• What is being asked
Even if the data beneath seems repetitive, write it all out again exactly.

• Material supplied
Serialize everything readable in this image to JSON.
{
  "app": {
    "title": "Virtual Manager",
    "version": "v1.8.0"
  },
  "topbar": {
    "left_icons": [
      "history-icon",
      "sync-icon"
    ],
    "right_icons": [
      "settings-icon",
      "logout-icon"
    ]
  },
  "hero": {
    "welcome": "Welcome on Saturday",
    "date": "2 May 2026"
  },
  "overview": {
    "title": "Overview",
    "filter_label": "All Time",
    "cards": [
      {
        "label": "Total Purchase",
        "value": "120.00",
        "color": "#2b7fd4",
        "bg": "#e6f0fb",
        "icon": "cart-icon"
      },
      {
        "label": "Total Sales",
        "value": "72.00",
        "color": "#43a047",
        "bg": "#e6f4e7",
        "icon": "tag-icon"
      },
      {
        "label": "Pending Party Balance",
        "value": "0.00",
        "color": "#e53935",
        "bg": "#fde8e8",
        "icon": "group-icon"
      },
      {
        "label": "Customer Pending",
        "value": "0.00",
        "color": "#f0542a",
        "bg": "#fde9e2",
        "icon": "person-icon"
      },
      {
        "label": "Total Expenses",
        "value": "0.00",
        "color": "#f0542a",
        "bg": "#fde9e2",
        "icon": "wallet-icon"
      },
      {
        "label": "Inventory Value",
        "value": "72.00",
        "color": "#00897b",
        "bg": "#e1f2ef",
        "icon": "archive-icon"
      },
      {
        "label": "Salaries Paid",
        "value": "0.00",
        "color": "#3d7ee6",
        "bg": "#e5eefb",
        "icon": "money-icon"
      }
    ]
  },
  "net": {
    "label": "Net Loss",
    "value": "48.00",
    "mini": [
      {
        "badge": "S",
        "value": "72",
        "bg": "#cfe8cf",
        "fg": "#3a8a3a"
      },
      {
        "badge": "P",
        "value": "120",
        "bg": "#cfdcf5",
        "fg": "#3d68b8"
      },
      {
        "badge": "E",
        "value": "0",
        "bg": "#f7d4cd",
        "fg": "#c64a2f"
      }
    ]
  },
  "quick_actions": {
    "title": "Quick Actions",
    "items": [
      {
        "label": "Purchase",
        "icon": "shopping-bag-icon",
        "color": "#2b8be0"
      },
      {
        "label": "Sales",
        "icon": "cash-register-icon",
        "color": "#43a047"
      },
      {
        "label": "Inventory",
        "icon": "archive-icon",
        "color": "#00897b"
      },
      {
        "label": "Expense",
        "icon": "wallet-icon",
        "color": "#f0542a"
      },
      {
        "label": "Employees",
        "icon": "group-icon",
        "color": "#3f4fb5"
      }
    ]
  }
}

• Response area
Serialize everything readable in this image to JSON.
{
  "app": {
    "title": "Virtual Manager",
    "version": "v1.8.0"
  },
  "topbar": {
    "left_icons": [
      "history-icon",
      "sync-icon"
    ],
    "right_icons": [
      "settings-icon",
      "logout-icon"
    ]
  },
  "hero": {
    "welcome": "Welcome on Saturday",
    "date": "2 May 2026"
  },
  "overview": {
    "title": "Overview",
    "filter_label": "All Time",
    "cards": [
      {
        "label": "Total Purchase",
        "value": "120.00",
        "color": "#2b7fd4",
        "bg": "#e6f0fb",
        "icon": "cart-icon"
      },
      {
        "label": "Total Sales",
        "value": "72.00",
        "color": "#43a047",
        "bg": "#e6f4e7",
        "icon": "tag-icon"
      },
      {
        "label": "Pending Party Balance",
        "value": "0.00",
        "color": "#e53935",
        "bg": "#fde8e8",
        "icon": "group-icon"
      },
      {
        "label": "Customer Pending",
        "value": "0.00",
        "color": "#f0542a",
        "bg": "#fde9e2",
        "icon": "person-icon"
      },
      {
        "label": "Total Expenses",
        "value": "0.00",
        "color": "#f0542a",
        "bg": "#fde9e2",
        "icon": "wallet-icon"
      },
      {
        "label": "Inventory Value",
        "value": "72.00",
        "color": "#00897b",
        "bg": "#e1f2ef",
        "icon": "archive-icon"
      },
      {
        "label": "Salaries Paid",
        "value": "0.00",
        "color": "#3d7ee6",
        "bg": "#e5eefb",
        "icon": "money-icon"
      }
    ]
  },
  "net": {
    "label": "Net Loss",
    "value": "48.00",
    "mini": [
      {
        "badge": "S",
        "value": "72",
        "bg": "#cfe8cf",
        "fg": "#3a8a3a"
      },
      {
        "badge": "P",
        "value": "120",
        "bg": "#cfdcf5",
        "fg": "#3d68b8"
      },
      {
        "badge": "E",
        "value": "0",
        "bg": "#f7d4cd",
        "fg": "#c64a2f"
      }
    ]
  },
  "quick_actions": {
    "title": "Quick Actions",
    "items": [
      {
        "label": "Purchase",
        "icon": "shopping-bag-icon",
        "color": "#2b8be0"
      },
      {
        "label": "Sales",
        "icon": "cash-register-icon",
        "color": "#43a047"
      },
      {
        "label": "Inventory",
        "icon": "archive-icon",
        "color": "#00897b"
      },
      {
        "label": "Expense",
        "icon": "wallet-icon",
        "color": "#f0542a"
      },
      {
        "label": "Employees",
        "icon": "group-icon",
        "color": "#3f4fb5"
      }
    ]
  }
}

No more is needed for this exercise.